**Work instruction:** Among the lines listed below, count those that include the string "name", and state only the count.

[Data about app and page elements]
▼

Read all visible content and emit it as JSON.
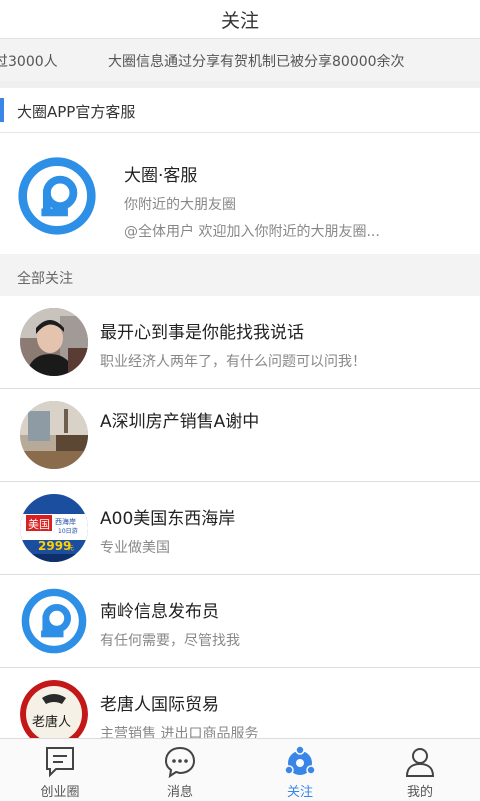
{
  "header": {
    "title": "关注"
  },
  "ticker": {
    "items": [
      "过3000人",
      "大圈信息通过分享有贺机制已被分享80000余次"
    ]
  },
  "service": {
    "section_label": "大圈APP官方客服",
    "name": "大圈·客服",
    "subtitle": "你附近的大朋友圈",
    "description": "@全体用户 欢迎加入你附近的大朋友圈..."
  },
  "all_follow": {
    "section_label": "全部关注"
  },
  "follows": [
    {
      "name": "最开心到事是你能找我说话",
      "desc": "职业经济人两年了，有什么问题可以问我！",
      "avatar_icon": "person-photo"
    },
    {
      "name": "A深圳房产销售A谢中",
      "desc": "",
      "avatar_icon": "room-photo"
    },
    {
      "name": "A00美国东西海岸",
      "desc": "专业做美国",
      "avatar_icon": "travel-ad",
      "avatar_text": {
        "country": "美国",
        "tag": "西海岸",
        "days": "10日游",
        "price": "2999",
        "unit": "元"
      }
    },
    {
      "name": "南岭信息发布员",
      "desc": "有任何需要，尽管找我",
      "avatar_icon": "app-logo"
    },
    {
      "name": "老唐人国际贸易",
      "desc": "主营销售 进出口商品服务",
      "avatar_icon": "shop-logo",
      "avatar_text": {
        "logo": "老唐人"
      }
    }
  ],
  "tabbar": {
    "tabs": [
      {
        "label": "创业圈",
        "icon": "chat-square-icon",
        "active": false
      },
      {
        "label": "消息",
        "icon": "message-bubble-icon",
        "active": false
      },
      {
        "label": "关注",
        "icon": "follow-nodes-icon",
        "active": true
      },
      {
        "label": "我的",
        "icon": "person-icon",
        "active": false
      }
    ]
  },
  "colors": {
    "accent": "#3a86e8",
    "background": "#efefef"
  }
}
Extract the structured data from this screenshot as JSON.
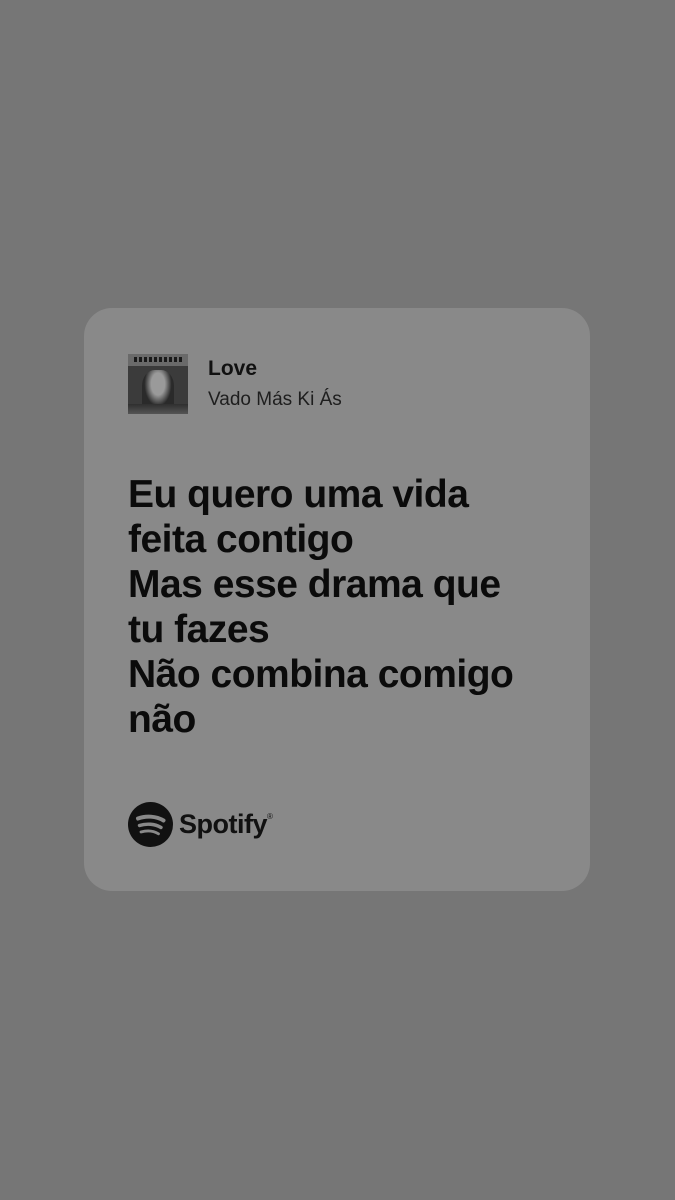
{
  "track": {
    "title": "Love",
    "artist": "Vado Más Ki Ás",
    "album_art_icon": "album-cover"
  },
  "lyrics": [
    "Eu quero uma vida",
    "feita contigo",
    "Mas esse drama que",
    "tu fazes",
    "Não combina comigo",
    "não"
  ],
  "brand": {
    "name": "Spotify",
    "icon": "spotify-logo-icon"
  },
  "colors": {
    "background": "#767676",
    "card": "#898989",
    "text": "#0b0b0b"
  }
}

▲
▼

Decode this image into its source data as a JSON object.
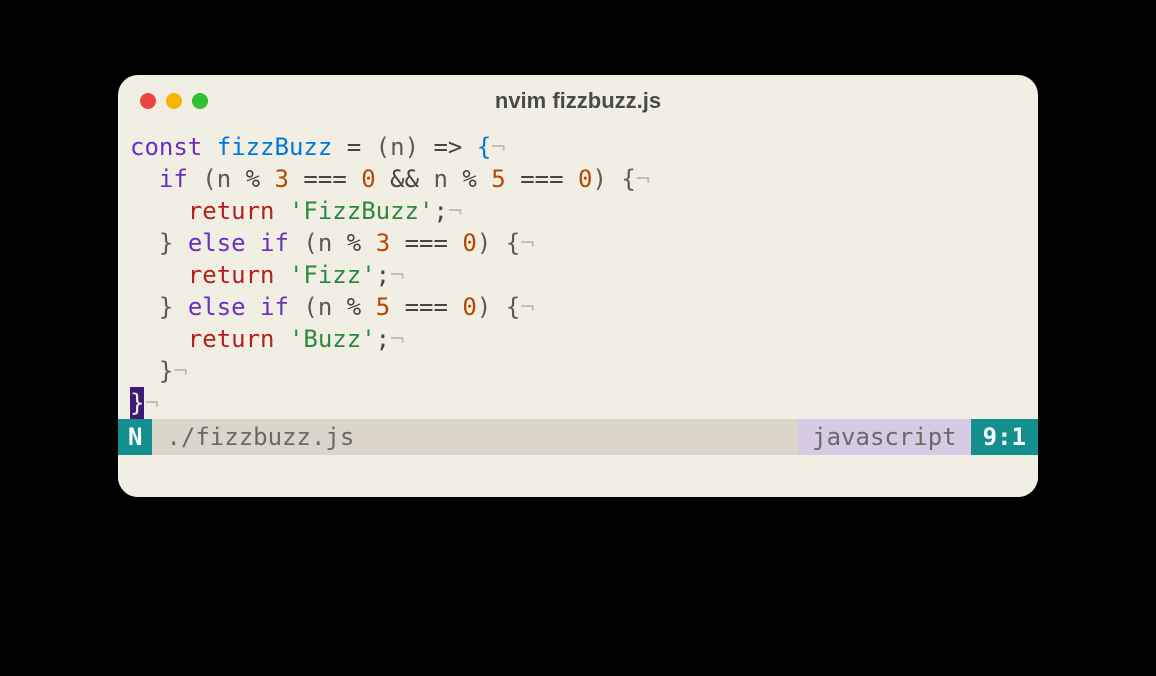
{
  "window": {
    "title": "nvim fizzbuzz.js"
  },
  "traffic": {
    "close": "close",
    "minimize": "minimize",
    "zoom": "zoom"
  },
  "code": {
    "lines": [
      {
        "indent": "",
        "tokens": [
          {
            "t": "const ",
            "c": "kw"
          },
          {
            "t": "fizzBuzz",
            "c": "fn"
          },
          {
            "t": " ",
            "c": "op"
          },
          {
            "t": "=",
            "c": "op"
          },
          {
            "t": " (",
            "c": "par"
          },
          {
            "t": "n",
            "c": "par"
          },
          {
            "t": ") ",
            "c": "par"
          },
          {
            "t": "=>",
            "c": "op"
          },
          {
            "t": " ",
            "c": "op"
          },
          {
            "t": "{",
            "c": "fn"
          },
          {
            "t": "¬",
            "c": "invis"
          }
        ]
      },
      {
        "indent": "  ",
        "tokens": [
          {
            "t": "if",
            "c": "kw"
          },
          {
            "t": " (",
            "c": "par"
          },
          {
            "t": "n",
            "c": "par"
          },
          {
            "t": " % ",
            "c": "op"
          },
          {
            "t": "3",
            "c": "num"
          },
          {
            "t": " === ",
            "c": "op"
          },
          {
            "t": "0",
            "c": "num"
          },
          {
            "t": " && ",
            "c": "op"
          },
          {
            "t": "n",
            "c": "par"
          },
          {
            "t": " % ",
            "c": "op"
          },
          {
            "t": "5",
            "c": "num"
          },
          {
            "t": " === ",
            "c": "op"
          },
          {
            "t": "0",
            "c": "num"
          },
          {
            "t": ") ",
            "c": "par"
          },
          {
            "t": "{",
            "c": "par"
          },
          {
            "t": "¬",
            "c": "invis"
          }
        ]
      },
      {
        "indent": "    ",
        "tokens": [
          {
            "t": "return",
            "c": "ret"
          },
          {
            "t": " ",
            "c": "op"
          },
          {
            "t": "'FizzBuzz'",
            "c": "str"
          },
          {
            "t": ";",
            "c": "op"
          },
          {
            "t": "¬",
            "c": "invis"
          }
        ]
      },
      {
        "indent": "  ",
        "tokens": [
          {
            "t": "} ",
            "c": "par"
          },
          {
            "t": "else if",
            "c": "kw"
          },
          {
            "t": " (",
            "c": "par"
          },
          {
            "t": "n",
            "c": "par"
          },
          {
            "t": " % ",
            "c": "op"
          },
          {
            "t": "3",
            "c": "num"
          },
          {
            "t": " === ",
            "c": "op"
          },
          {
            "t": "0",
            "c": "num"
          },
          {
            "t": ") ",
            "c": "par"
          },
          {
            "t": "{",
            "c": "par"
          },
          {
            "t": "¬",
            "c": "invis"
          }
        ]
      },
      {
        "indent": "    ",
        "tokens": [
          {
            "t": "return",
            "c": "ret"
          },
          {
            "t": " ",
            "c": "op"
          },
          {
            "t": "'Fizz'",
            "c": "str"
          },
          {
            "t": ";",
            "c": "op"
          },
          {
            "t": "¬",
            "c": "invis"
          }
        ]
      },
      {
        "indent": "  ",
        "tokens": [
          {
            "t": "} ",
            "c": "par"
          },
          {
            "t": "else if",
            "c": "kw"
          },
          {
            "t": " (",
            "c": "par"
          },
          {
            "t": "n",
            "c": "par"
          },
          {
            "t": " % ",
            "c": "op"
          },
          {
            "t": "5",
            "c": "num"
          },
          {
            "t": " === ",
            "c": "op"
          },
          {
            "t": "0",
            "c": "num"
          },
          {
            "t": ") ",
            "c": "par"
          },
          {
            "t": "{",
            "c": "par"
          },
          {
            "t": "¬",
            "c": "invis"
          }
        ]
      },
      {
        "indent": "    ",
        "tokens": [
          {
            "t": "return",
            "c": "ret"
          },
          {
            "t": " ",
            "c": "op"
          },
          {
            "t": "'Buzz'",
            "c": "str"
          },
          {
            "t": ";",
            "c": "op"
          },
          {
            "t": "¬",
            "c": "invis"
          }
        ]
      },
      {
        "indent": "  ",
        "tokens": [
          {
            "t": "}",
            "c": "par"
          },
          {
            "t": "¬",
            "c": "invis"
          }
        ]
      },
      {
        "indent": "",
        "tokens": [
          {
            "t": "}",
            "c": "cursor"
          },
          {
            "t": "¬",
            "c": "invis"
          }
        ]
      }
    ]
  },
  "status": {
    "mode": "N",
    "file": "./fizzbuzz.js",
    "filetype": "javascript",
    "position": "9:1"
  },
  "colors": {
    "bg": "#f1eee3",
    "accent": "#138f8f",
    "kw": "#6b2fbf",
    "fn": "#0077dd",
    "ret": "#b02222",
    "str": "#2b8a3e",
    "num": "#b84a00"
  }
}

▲

**Response for this exercise:** 7